Intense gov't footage shows what triggered glacial outburst in Alaska

The dramatic change led to extreme flooding.
By Mark Kaufman  on 
Footage of the glacial laker near Mendenhall Glacier just before the record glacial lake outburst.
Footage of the glacial laker near Mendenhall Glacier just before the record glacial outburst. Credit: USGS / HIVIS

A furious flood recently swept through Alaska's capital. A government camera, perched in the mountains above, filmed the cause.

In a world where most of the glaciers are melting and receding as the planet warms, lakes dammed up by glaciers can often form. These dams break from time to time, resulting in an event called a glacier lake outburst flood (GLOF). A section of Alaska's famed (though fast-receding) Mendenhall Glacier, called "Suicide Basin," has released these floods since 2011.

But this year, the discharge was especially intense, and most of the lake spilled out on August 5. Downstream, the Mendenhall River bulged, reaching its highest level on record. The swollen river became an emergency event as it violently pulled homes and buildings into the river.

The short footage below, captured by a U.S. Geological Survey camera above Suicide Basin, shows the glacial lake (layered with chunks of ice), rapidly draining during the outburst. The timelapse begins on May 18, 2023, and the lake fills through early August. Then, the lake level promptly drops.

In the drone video below, you can see some of the resulting collapsed structures — and some that have not yet fully collapsed into the river.

Want more science and tech news delivered straight to your inbox? Sign up for Mashable's Light Speed newsletter today.

Alaska, like much of the greater Arctic, is experiencing profound environmental change. Yes, it's still frigid for much of the year because the region receives significantly less sunlight than lower-latitude places. This won't change. But, "Alaska is at the forefront of climate change," notes the U.S. Department of Agriculture. "Because of its northern latitude and seasonal changes in sea ice, the state is warming at two to three times the rate of the global average."

The consequences include increasingly severe heat waves and the boosted risk of extreme wildfires and floods.

Mashable Image
Mark Kaufman

Mark is an award-winning journalist and the science editor at Mashable.
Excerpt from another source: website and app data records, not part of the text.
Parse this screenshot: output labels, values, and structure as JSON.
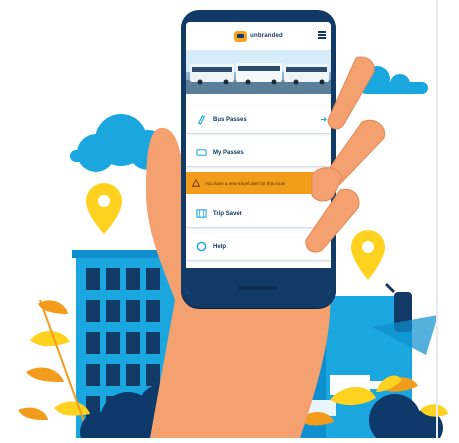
{
  "app": {
    "logo_text": "unbranded"
  },
  "menu": {
    "items": [
      {
        "label": "Bus Passes",
        "icon": "bus-pass-icon"
      },
      {
        "label": "My Passes",
        "icon": "ticket-icon"
      },
      {
        "label": "Trip Saver",
        "icon": "map-icon"
      },
      {
        "label": "Help",
        "icon": "help-icon"
      }
    ],
    "alert_text": "You have a new travel alert for this route"
  },
  "colors": {
    "navy": "#123a66",
    "orange": "#f39c1c",
    "skin": "#f4a06f",
    "sky_blue": "#1aa7e0",
    "yellow": "#ffd21f"
  }
}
After communicating science as a ranger with the National Park Service, he began a reporting career after seeing the extraordinary value in educating the public about the happenings in earth sciences, space, biodiversity, health, and beyond. 

You can reach Mark at [email protected].


Recommended For You
How to watch NASA's UAP report livestream

NASA's dropping off a space package from 63,000 miles high

How drones are changing the way we fight wildfires

Wes Anderson adapts Roald Dahl in whimsical trailer for 'The Wonderful Story of Henry Sugar'

MrBeast's new video breaks YouTube record

More in Science
Video and audio calls on X, formerly Twitter, will be for paying subscribers only

ChatGPT rolls out voice and image capabilities

Target Circle Week is getting a huge head start on Amazon's Prime Big Deal Days this October

You can ask Windows 11 AI for info inside your phone's texts. Here's how it works.
By Kimberly Gedeon

Apple admits there's an iPhone 15 setup bug. Here's how to fix it.

Trending on Mashable
Wordle today: Here's the answer and hints for September 26

NYT Connections today: See hints and answers for September 25

NASA rover finds place where extraordinary events occurred on Mars

Webb telescope just made tantalizing find on ocean world Europa

The biggest stories of the day delivered to your inbox.
This newsletter may contain advertising, deals, or affiliate links. Subscribing to a newsletter indicates your consent to our Terms of Use and Privacy Policy. You may unsubscribe from the newsletters at any time.
Thanks for signing up. See you at your inbox!